Peggy Sue Evers, 52, was supposed to go to a mental hearing Sept. 18, but didn't show up. Her $10,000 bond was revoked and an arrest warrant was issued.

Ever's lawyer, James Hensley, said she was in New Mexico when she missed the scheduled appearance.

"She doesn`t have much money and was having some trouble getting here and there was some miscommunication," Hensley said.

David Bercaw with the Washington County Prosecutor's Office said that Evers will not receive a charge for missing the mental hearing.

Hensley is working to get Evers a new bond set so that she can be released from the Washington County Detention Center.

She now is set to appear before Circuit Judge Mark Lindsay on Nov. 21 on a previous felony charge of theft by deception, court officials said.

In June, Evers was arrested and, at her arraignment days later, pleaded not guilty to a felony charge of abuse of an endangered or impaired person. That charge was later changed to theft by deception, Bercaw said.

She was ordered by the Washington County Circuit Court to undergo a mental evaluation in the case after her lawyers said they would use mental disease or defect as a defense, according to court documents.

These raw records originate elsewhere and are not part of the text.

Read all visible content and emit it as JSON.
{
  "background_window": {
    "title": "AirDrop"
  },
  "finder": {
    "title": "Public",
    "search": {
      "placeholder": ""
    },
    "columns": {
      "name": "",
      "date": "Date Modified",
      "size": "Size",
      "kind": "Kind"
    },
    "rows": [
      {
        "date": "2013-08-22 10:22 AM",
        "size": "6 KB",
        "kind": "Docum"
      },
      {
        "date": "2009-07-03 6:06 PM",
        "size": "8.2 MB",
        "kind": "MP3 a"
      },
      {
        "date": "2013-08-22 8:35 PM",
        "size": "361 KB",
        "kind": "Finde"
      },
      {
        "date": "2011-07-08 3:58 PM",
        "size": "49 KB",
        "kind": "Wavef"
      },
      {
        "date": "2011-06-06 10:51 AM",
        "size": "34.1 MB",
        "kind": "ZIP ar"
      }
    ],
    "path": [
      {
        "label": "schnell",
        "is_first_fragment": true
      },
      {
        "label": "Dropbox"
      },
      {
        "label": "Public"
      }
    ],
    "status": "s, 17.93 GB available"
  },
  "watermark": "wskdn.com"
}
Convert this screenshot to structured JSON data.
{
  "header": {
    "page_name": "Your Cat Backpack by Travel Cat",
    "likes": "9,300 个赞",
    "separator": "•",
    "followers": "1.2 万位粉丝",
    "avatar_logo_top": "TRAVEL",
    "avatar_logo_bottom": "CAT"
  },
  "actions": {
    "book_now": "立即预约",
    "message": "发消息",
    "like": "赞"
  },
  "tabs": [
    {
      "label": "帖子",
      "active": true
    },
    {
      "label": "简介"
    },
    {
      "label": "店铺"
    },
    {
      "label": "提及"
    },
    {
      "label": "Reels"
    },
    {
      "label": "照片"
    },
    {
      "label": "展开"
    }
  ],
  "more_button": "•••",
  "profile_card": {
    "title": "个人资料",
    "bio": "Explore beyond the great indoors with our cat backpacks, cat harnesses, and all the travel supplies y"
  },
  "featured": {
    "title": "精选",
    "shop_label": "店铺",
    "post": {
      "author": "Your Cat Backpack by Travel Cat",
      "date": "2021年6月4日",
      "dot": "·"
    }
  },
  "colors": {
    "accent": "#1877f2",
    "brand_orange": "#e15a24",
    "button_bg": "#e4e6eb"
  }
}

Police said Evers convinced a 75-year-old local man she was Krauss. During the time of the alleged crime, the man’s bank account fell from $45,000 to $5,000, and he signed his $245,000 house over to Evers, according to an arrest warrant affidavit in Washington County Circuit Court.

Fayetteville police began investigating Evers in April when First Security Bank officials contacted investigators, concerned because their elderly customer Don Fulton withdrew several thousand dollars within a few months, the affidavit states. Fulton’s son told a detective his father had recently met a woman online who the father believed was Krauss. Fulton had recently married Evers, and the son thought she might be taking financial advantage of him, according to the affidavit.

Fulton later told police he believed Evers was Krauss and that she had changed her name to escape the paparazzi. He also said he signed his home over to Evers so that she could put it in Fulton’s son’s name.

Investigators also found out that Evers had changed Fulton’s will to give her his money in the event of his death, according to the arrest warrant affidavit. Evers gained control of Fulton’s home by alleging merit-less battery accusations against Fulton, police said.